The problem = Scan the entries for the word "INET", and copy every line where it appears.

Source material =
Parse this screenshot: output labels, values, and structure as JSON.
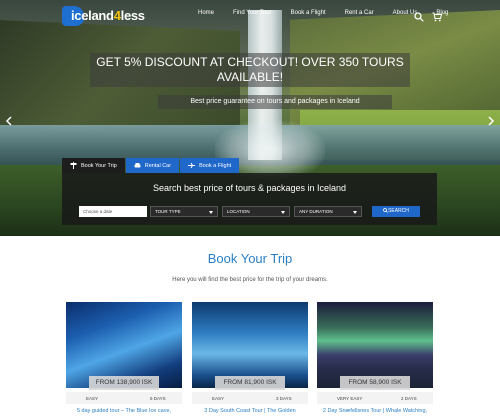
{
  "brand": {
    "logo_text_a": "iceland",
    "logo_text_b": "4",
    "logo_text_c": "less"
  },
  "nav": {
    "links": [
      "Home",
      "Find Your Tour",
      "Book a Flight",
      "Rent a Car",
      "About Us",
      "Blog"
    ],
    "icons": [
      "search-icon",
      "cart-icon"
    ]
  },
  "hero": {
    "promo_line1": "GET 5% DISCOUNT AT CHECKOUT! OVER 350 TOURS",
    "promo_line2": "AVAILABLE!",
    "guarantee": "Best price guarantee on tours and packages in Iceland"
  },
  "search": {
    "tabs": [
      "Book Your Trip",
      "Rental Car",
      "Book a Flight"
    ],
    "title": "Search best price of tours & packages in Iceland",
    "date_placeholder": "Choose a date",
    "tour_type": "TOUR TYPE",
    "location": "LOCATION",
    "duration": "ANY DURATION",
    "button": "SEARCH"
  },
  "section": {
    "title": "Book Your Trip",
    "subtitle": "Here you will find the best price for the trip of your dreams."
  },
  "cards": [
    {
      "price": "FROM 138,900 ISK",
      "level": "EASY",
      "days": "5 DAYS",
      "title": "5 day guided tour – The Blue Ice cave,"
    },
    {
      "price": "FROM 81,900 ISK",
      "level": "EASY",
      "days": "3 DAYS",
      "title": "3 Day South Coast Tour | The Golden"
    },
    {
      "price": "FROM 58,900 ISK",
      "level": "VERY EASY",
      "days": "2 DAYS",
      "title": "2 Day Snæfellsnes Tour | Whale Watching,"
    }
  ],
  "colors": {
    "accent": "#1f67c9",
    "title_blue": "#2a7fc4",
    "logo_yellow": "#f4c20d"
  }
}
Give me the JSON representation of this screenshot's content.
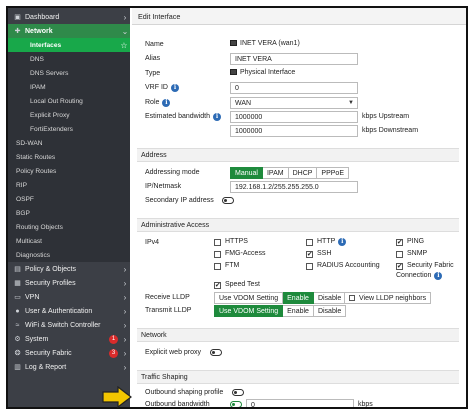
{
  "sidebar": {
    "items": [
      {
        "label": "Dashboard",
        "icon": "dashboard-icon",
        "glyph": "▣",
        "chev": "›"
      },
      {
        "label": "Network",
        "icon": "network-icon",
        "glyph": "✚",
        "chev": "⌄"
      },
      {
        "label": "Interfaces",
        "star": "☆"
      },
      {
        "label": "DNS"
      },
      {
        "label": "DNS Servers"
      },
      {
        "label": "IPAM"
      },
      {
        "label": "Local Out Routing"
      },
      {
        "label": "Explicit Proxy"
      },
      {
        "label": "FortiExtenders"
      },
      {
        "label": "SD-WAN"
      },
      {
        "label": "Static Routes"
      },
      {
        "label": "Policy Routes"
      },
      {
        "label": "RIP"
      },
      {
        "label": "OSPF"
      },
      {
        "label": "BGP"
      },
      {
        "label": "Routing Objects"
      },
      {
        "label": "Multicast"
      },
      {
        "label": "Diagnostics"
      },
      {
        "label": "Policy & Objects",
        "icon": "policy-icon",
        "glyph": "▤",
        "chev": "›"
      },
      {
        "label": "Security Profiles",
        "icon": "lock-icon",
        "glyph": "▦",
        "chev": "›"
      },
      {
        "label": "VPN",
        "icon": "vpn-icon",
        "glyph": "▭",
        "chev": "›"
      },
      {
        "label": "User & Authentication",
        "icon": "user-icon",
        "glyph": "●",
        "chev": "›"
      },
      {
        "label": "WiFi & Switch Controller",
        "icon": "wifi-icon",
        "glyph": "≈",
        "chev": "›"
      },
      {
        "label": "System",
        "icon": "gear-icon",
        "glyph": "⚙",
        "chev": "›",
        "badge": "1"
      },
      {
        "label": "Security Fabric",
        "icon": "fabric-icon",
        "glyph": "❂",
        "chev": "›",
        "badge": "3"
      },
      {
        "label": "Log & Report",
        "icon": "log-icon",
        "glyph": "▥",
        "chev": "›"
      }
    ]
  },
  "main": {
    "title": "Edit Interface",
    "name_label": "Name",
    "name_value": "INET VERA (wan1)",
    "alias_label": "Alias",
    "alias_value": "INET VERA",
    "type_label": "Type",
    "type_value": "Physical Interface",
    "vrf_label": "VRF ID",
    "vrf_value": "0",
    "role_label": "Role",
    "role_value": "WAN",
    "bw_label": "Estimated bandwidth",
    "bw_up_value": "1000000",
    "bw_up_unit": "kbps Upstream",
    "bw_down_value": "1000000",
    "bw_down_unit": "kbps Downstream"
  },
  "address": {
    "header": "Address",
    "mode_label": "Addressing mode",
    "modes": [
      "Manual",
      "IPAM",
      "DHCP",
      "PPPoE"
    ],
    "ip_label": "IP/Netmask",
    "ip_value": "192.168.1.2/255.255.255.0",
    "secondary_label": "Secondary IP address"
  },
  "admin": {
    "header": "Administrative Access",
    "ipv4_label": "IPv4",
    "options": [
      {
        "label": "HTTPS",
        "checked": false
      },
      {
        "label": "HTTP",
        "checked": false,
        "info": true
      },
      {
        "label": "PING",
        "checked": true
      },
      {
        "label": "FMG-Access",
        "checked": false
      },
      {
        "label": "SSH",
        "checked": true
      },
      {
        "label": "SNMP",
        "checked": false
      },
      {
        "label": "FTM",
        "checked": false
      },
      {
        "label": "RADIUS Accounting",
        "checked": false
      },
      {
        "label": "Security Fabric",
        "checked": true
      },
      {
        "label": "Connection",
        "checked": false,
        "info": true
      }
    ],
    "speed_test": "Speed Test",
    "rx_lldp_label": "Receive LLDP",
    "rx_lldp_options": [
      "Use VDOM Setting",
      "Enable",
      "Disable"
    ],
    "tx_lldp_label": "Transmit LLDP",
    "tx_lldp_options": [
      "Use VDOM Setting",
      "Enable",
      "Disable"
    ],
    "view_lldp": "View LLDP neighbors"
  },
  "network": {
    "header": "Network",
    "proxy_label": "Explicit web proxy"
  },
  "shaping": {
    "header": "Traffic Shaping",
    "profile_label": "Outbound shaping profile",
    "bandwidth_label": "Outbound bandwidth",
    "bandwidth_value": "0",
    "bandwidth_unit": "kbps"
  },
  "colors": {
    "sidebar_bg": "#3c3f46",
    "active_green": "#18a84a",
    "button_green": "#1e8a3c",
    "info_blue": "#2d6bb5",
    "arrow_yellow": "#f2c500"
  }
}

Exercise answer =
    "name_value": "INET VERA (wan1)",
    "alias_value": "INET VERA",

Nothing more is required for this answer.